A child's eye view of life in Ghana

On a recent visit to Ghana, I visited Bayerebon School, where a group of school children film regular videos about their everyday life for our Pa Pa Paa LIVE website.

The videos are aimed at their peers in UK classrooms. They devise the videos, plan a script and film the scenes. Then a colleague from our partner organisation in Ghana, the Fairtrade co-operative Kuapa Kokoo, uploads the videos for us. We download them, do a bit of basic editing, subtitle them, and then put them on the Pa Pa Paa LIVE website. We often put together worksheets to accompany the videos too.

Kids filming a scene for Pa Pa Paa LIVE

We've been running Pa Pa Paa LIVE for a few years now but I'd never actually seen the kids filming one of their videos so it was great having a chance to do this. When I visited, they were filming some scenes for the ‘Animals around the home’ video that's currently up on the front page of the Pa Pa Paa LIVE website. I thought they were doing a pretty good job!

One of the school teachers and a colleague from Kuapa Kokoo facilitate the filming. The children started off in a classroom planning the scenes on a blackboard, writing out their lines on pieces of paper and rehearsing them. For most of them, English is their second language so this requires some focus and concentration.

Next they moved into the village by the school to shoot some of the scenes. Some children headed off to fetch some of the animals they would be talking about in the scenes. Others set up the video camera on a tripod.

Then there was the sometimes chaotic moment when filming for a scene had started but not everyone was being quiet, or someone in a nearby house would suddenly burst out singing, so various children would rush around telling everyone to shhhhh!

While I was there I gave some feedback around how they appear on camera given the expectations of a class of children in the UK watching the video. They tended to be quite serious on camera, as if they were standing up in class to give the answer to a maths question, so I encouraged them to be more relaxed and to smile. I also told them they would look much more engaging if they looked directly into the camera.

Kids filming a scene for Pa Pa Paa LIVE

It's a great opportunity for any young person to have the chance to learn the technical skills of using a video camera and to stand up and practice articulating themselves in front of an audience in this way, and even more so in rural Ghana.

Pa Pa Paa LIVE website
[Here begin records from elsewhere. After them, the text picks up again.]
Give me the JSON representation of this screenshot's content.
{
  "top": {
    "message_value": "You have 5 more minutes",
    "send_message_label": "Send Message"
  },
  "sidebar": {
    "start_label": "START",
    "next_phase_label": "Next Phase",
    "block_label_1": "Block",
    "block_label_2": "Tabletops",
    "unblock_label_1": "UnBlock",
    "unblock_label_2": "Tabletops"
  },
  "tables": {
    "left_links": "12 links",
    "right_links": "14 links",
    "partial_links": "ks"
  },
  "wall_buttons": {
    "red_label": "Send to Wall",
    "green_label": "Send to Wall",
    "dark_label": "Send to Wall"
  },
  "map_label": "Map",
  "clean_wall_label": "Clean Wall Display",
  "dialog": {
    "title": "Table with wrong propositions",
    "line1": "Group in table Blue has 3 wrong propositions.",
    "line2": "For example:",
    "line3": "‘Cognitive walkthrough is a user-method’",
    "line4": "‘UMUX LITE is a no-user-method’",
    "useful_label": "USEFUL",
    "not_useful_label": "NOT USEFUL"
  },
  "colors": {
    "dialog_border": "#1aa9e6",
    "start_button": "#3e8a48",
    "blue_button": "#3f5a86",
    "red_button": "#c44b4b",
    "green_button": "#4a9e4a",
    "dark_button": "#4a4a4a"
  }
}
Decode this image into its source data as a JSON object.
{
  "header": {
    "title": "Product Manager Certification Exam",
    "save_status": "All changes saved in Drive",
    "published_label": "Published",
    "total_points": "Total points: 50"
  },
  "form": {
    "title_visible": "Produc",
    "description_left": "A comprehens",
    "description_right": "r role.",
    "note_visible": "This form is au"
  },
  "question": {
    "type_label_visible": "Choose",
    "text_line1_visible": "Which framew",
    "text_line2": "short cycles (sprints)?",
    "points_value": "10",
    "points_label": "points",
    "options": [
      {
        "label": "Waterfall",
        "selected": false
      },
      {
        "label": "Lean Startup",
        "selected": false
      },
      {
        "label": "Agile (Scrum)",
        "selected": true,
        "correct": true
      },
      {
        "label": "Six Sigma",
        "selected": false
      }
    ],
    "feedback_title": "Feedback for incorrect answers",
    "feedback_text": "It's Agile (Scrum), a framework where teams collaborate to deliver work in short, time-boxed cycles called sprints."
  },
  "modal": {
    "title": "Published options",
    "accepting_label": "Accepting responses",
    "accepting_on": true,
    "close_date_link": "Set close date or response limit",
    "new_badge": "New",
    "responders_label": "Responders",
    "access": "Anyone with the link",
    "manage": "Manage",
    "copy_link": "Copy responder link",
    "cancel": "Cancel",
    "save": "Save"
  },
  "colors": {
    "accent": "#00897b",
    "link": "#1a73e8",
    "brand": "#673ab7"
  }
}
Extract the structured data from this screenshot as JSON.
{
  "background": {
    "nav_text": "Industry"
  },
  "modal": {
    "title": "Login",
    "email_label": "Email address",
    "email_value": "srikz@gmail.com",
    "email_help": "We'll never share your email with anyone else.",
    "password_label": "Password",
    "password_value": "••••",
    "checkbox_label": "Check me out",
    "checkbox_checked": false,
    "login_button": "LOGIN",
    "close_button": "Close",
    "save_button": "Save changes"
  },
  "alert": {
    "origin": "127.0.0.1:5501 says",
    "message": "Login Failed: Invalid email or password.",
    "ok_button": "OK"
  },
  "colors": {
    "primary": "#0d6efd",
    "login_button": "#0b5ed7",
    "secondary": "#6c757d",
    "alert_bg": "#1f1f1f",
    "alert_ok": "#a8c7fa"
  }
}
Pa Pa Paa LIVE brings a child’s eye view of day to day life in rural Ghana into classrooms across the UK. The website has short videos and worksheets for use in the classroom. The current video is free to use, but you need to subscribe to see the videos in the archive. It costs £10 for a term's access, or £30 for a year.